Thu, 10 Jul 2003

Job scene changes in Singapore

The Straits Times, Asia News Network, Singapore

The latest unemployment figures are a harbinger of unsettling changes to come. Of the 89,400 unemployed, more than half are white-collar workers. The latest Manpower Ministry labour report shows that of the total number retrenched at the end of March this year, 43 percent were professionals, managers, executive and technicians, and another 26 percent were clerical, sales and service workers. Those with degrees took the longest to find new jobs, typically longer than half a year.

As Allen Pathmarajah, chairman of Singapore Professionals' and Executives' Cooperative, says, this is just the beginning of the end of white-collar supremacy in the job market. No longer will a tertiary education or being higher up in the food chain buy immunity against the ravaging forces of globalisation, technology and restructuring.

White-collar unemployment is becoming a permanent fixture, more or less. As the permanent rice bowl becomes endangered, the trend of part-time, project, portfolio, contract and interim employment is fast propagating here.

Singapore is seeing a rise in permanent temporary workers, interim executives and portfolio managers. Many of the retrenched or new school-leavers, unable to find regular work, are resorting to temping for S$5 to $12 an hour, a daily rate or on a project basis.

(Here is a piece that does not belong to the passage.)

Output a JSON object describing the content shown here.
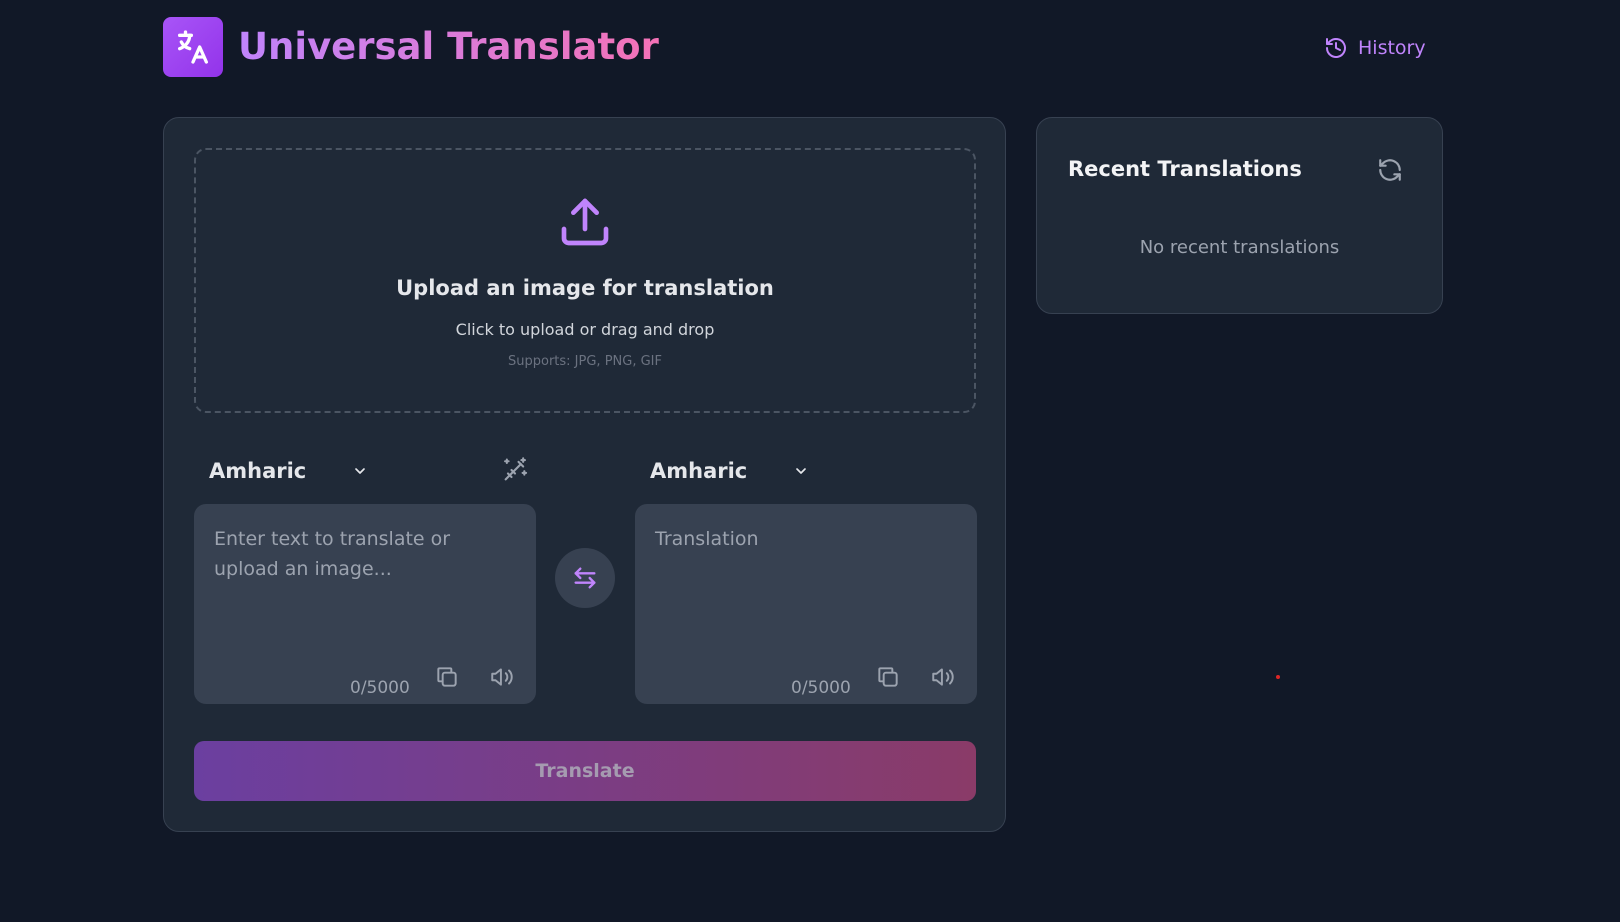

This trend has already taken root in the United States, where about 30 percent of its workforce is employed in "non-standard work arrangements" across a wide range of industries and occupations, from manufacturing, law, accounting, clerical to sales jobs.

It represents a new marketplace reality which Singaporeans will have to adjust to. Paul Heng, founding president of the Asian Association of Career Management Professionals, says employers must provide more of such openings and make them reasonably attractive.

Employees also have to adjust their mental map from a one-job to a multiple-job career. A career is no longer a safe harbour in which one envisions oneself anchoring for the next 10 years, but an adventure on the high seas, involving a series of projects to garner experience, exposure and contacts across industries, companies and countries.

Yet perils of being on a non-permanent payroll here are well- chronicled, as well as much feared. Halimah Yacob, assistant secretary-general of the National Trades Union Congress, notes that workers will be expected to shoulder more of the risks associated with enterprise. It will also weaken the employment relationship, reducing it to a cut-and-dried commercial contract which provides less opportunity to build up a career, enjoy wage growth or receive training.

However, the upsides, though invaluable, are less well-known. Heng says a high-sea adventurer will acquire an impressive portfolio of diverse skills, industry knowledge, working experience and networking contacts.

Such will render him far more employable than someone who is strait-jacketed into one industry track early on, and whose domain knowledge loses relevance over time. His winning edge would be his fleet-footed ability to rise to new challenges. And in these volatile times, adaptability on paper is probably the only qualification that will assure anyone of life-long employment.